A very imaginative (and easy to read) way to do Grand Rounds. Kudos!

Cult of the Mac adds another (sorta)

All, I am getting a Mac powerbook sometime this week. I have had a Mac-mini, and while it’s been intriguing (and stable) the power of it was limited, so it was relegated to second-banana status. Ultimately, that means I haven’t done much in the World-o-Jobs.

Nor will I be completely switching; I have way too much PC gear / software / experience to trash it all (and couldn’t afford to if I wanted).

But, I know there are those among my seven readers who are very familiar with Macs, and are just dying to help me out with the ‘what should GruntDoc add’ to my new Mac book. I will use it for blogging, surfing, the occasional powerpointy talk, and will probably dabble with pictures and some video more than I have been. I do need to be able to get into Windows to run some apps there. I have “Switching to the Mac, the Missing Manual“, and it’s good reading.

So, what should I add, preferably freeware that’s not bleeding edge? Your comments are officially solicited.

PS: I now have a Prius and will soon have a Mac. This does not mean I’ll be getting a goatee, wearing sandals and going vegan. Just so we’re clear on that.

(All the original comments went ‘poof’ in the Great Server Disaster of ’07; feel free to re-comment, or ignore it, whichever.)

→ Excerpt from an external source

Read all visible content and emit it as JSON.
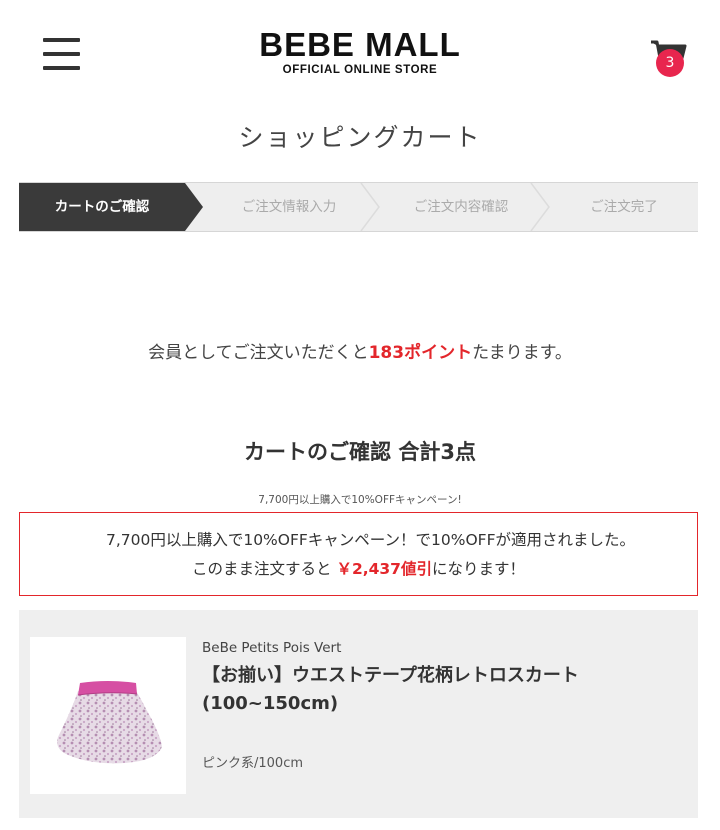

First impression: strange to get a new box from Apple, that then immediately needs 100mb of updates.
Second: Backlit keyboard is definitely a selling point; I thought I’d like it, and I do.
Third: iWork preinstalled (paid for) wants me to enter my serial number? Isn’t that why we buy it preinstalled, so it Just Works? Dumb. Gotta go find a SN.
Fourth: It took some reading, but in the ‘system preferences’ there’s a tweak to make the touchpad act like it has a right mouse button, which is terrific for a switcher.
Fifth: Firefox works perfectly well. (I really enjoy Opera, but like the Firefox extension that keeps the bookmarks synced enough to prefer it).
Sixth: no ‘delete’ button that means delete? The delete button is where the backspace belongs, and that’s what it does. Fn-delete does the same thing, but seems silly.
Seventh: Battery life is fair, at best.  Not up to Dell standards.  Really.